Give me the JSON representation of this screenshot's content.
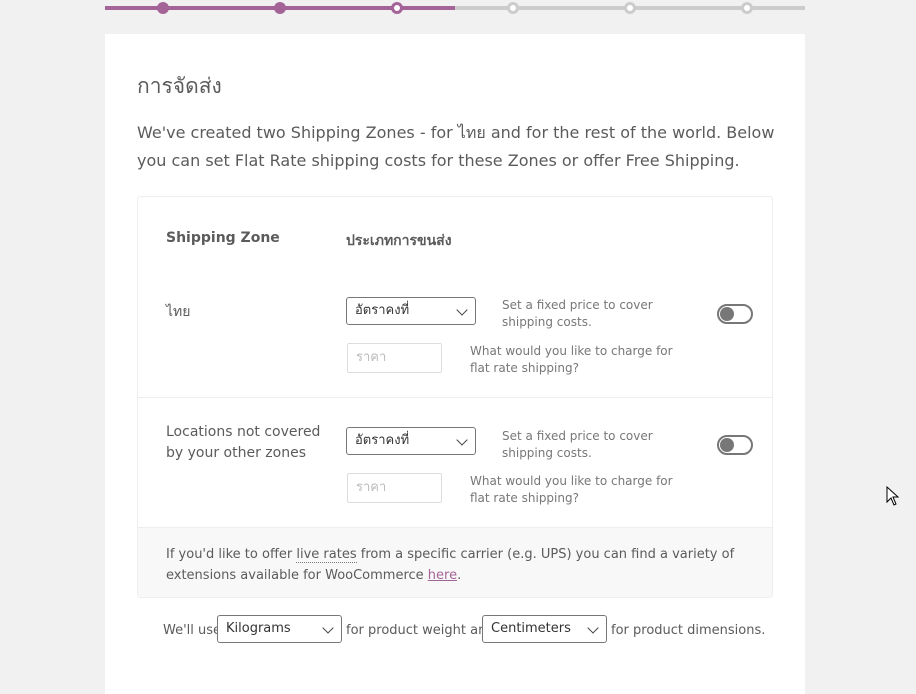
{
  "progress": {
    "steps": 6,
    "current_step": 3
  },
  "heading": "การจัดส่ง",
  "intro": "We've created two Shipping Zones - for ไทย and for the rest of the world. Below you can set Flat Rate shipping costs for these Zones or offer Free Shipping.",
  "table": {
    "col_zone": "Shipping Zone",
    "col_method": "ประเภทการขนส่ง",
    "rows": [
      {
        "zone": "ไทย",
        "method": "อัตราคงที่",
        "method_desc": "Set a fixed price to cover shipping costs.",
        "price_placeholder": "ราคา",
        "price_desc": "What would you like to charge for flat rate shipping?",
        "enabled": false
      },
      {
        "zone": "Locations not covered by your other zones",
        "method": "อัตราคงที่",
        "method_desc": "Set a fixed price to cover shipping costs.",
        "price_placeholder": "ราคา",
        "price_desc": "What would you like to charge for flat rate shipping?",
        "enabled": false
      }
    ]
  },
  "note": {
    "before": "If you'd like to offer ",
    "abbr": "live rates",
    "middle": " from a specific carrier (e.g. UPS) you can find a variety of extensions available for WooCommerce ",
    "link": "here",
    "after": "."
  },
  "units": {
    "prefix": "We'll use",
    "weight": "Kilograms",
    "middle": "for product weight and",
    "dimension": "Centimeters",
    "suffix": "for product dimensions."
  },
  "colors": {
    "accent": "#a46497",
    "track": "#cccccc"
  }
}
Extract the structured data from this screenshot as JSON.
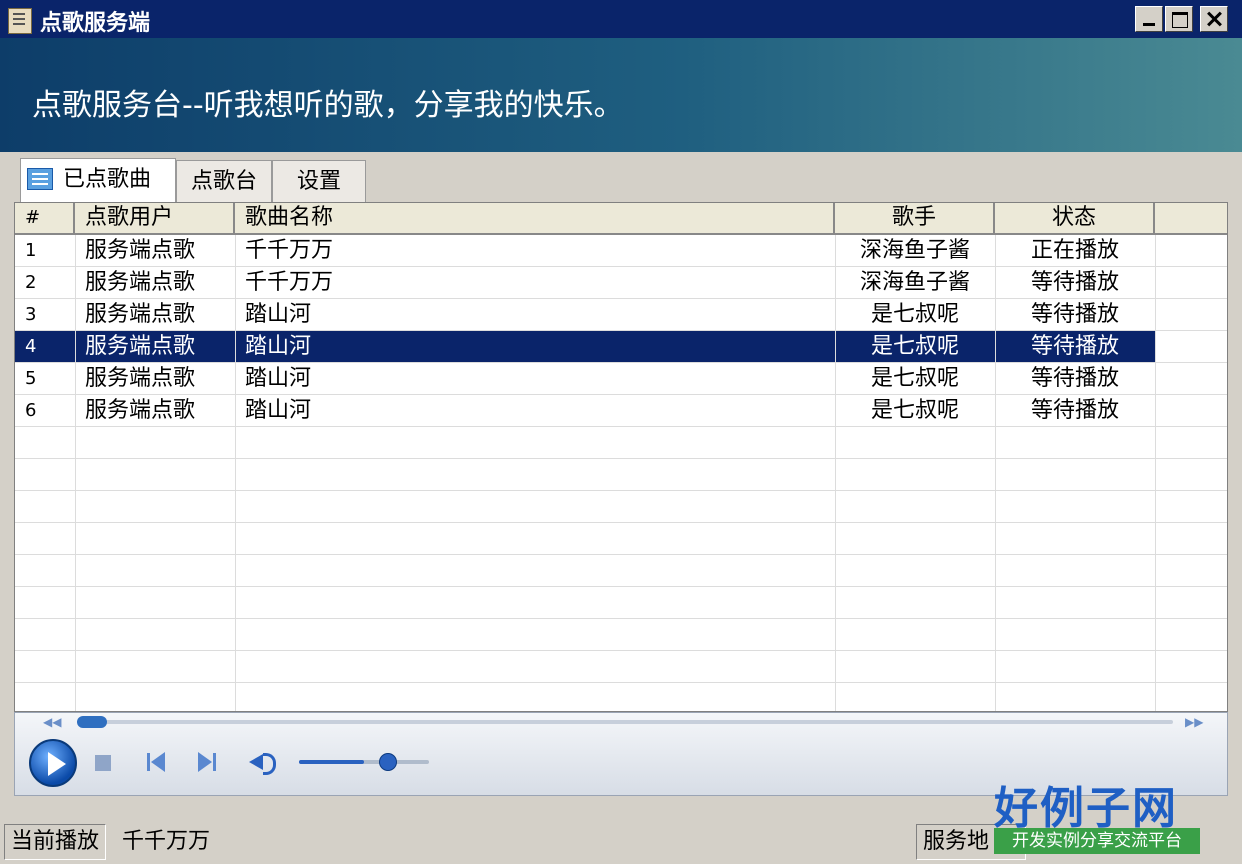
{
  "window": {
    "title": "点歌服务端"
  },
  "banner": {
    "text": "点歌服务台--听我想听的歌，分享我的快乐。"
  },
  "tabs": [
    {
      "label": "已点歌曲",
      "active": true
    },
    {
      "label": "点歌台",
      "active": false
    },
    {
      "label": "设置",
      "active": false
    }
  ],
  "table": {
    "columns": [
      "#",
      "点歌用户",
      "歌曲名称",
      "歌手",
      "状态"
    ],
    "rows": [
      {
        "num": "1",
        "user": "服务端点歌",
        "song": "千千万万",
        "artist": "深海鱼子酱",
        "status": "正在播放",
        "selected": false
      },
      {
        "num": "2",
        "user": "服务端点歌",
        "song": "千千万万",
        "artist": "深海鱼子酱",
        "status": "等待播放",
        "selected": false
      },
      {
        "num": "3",
        "user": "服务端点歌",
        "song": "踏山河",
        "artist": "是七叔呢",
        "status": "等待播放",
        "selected": false
      },
      {
        "num": "4",
        "user": "服务端点歌",
        "song": "踏山河",
        "artist": "是七叔呢",
        "status": "等待播放",
        "selected": true
      },
      {
        "num": "5",
        "user": "服务端点歌",
        "song": "踏山河",
        "artist": "是七叔呢",
        "status": "等待播放",
        "selected": false
      },
      {
        "num": "6",
        "user": "服务端点歌",
        "song": "踏山河",
        "artist": "是七叔呢",
        "status": "等待播放",
        "selected": false
      }
    ]
  },
  "player": {
    "seek_fraction": 0.0,
    "volume_fraction": 0.5
  },
  "statusbar": {
    "now_playing_label": "当前播放",
    "now_playing_value": "千千万万",
    "server_label": "服务地"
  },
  "watermark": {
    "logo_main": "好例子网",
    "logo_sub": "开发实例分享交流平台"
  },
  "colors": {
    "titlebar": "#0a246a",
    "selected_row": "#0a246a",
    "banner_start": "#0d3d69",
    "banner_end": "#4a8a93"
  }
}
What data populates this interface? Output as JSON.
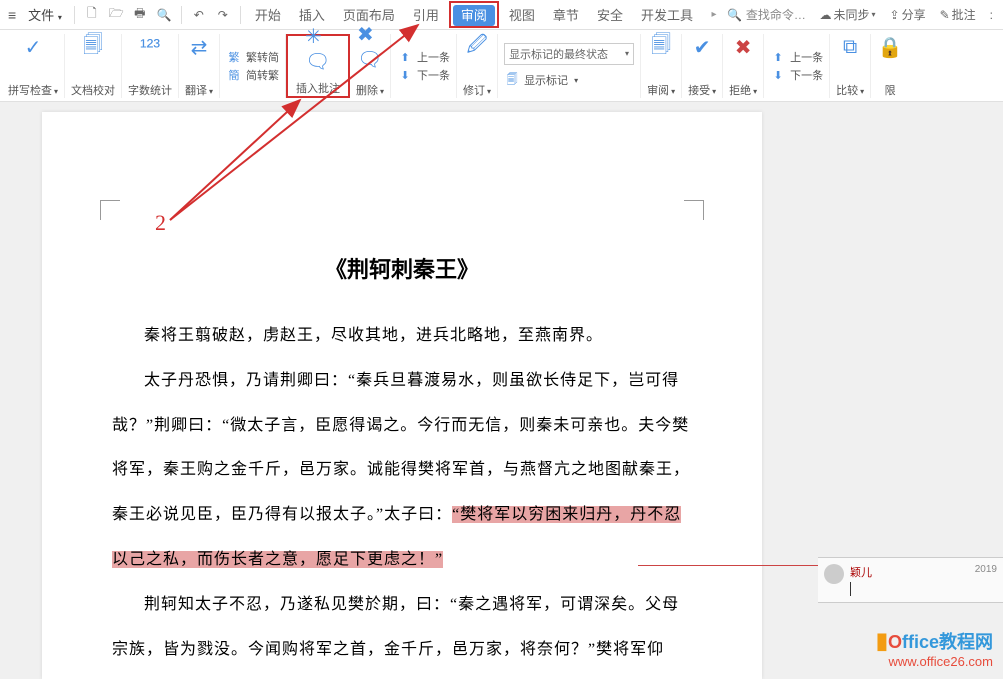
{
  "menubar": {
    "file": "文件",
    "tabs": [
      "开始",
      "插入",
      "页面布局",
      "引用",
      "审阅",
      "视图",
      "章节",
      "安全",
      "开发工具"
    ],
    "active_tab_index": 4,
    "search_placeholder": "查找命令…",
    "right": {
      "sync": "未同步",
      "share": "分享",
      "comment": "批注"
    }
  },
  "ribbon": {
    "spellcheck": "拼写检查",
    "docproof": "文档校对",
    "wordcount": "字数统计",
    "translate": "翻译",
    "convert": {
      "t2s": "繁转简",
      "s2t": "简转繁"
    },
    "insert_comment": "插入批注",
    "delete": "删除",
    "nav": {
      "prev": "上一条",
      "next": "下一条"
    },
    "track": "修订",
    "track_display": {
      "combo": "显示标记的最终状态",
      "show": "显示标记"
    },
    "review": "审阅",
    "accept": "接受",
    "reject": "拒绝",
    "nav2": {
      "prev": "上一条",
      "next": "下一条"
    },
    "compare": "比较",
    "restrict": "限"
  },
  "document": {
    "title": "《荆轲刺秦王》",
    "p1": "秦将王翦破赵，虏赵王，尽收其地，进兵北略地，至燕南界。",
    "p2a": "太子丹恐惧，乃请荆卿曰：“秦兵旦暮渡易水，则虽欲长侍足下，岂可得哉？”荆卿曰：“微太子言，臣愿得谒之。今行而无信，则秦未可亲也。夫今樊将军，秦王购之金千斤，邑万家。诚能得樊将军首，与燕督亢之地图献秦王，秦王必说见臣，臣乃得有以报太子。”太子曰：",
    "p2b": "“樊将军以穷困来归丹，丹不忍以己之私，而伤长者之意，愿足下更虑之！”",
    "p3": "荆轲知太子不忍，乃遂私见樊於期，曰：“秦之遇将军，可谓深矣。父母宗族，皆为戮没。今闻购将军之首，金千斤，邑万家，将奈何？”樊将军仰"
  },
  "comment": {
    "author": "颖儿",
    "date": "2019"
  },
  "annotation": {
    "num": "2"
  },
  "watermark": {
    "brand_text": "ffice教程网",
    "url": "www.office26.com"
  }
}
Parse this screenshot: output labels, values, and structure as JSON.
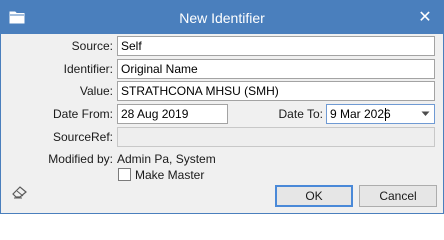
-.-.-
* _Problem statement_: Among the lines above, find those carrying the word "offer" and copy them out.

* _Answer to this problem_:
  "intro": "We've created two Shipping Zones - for ไทย and for the rest of the world. Below you can set Flat Rate shipping costs for these Zones or offer Free Shipping.",
    "before": "If you'd like to offer ",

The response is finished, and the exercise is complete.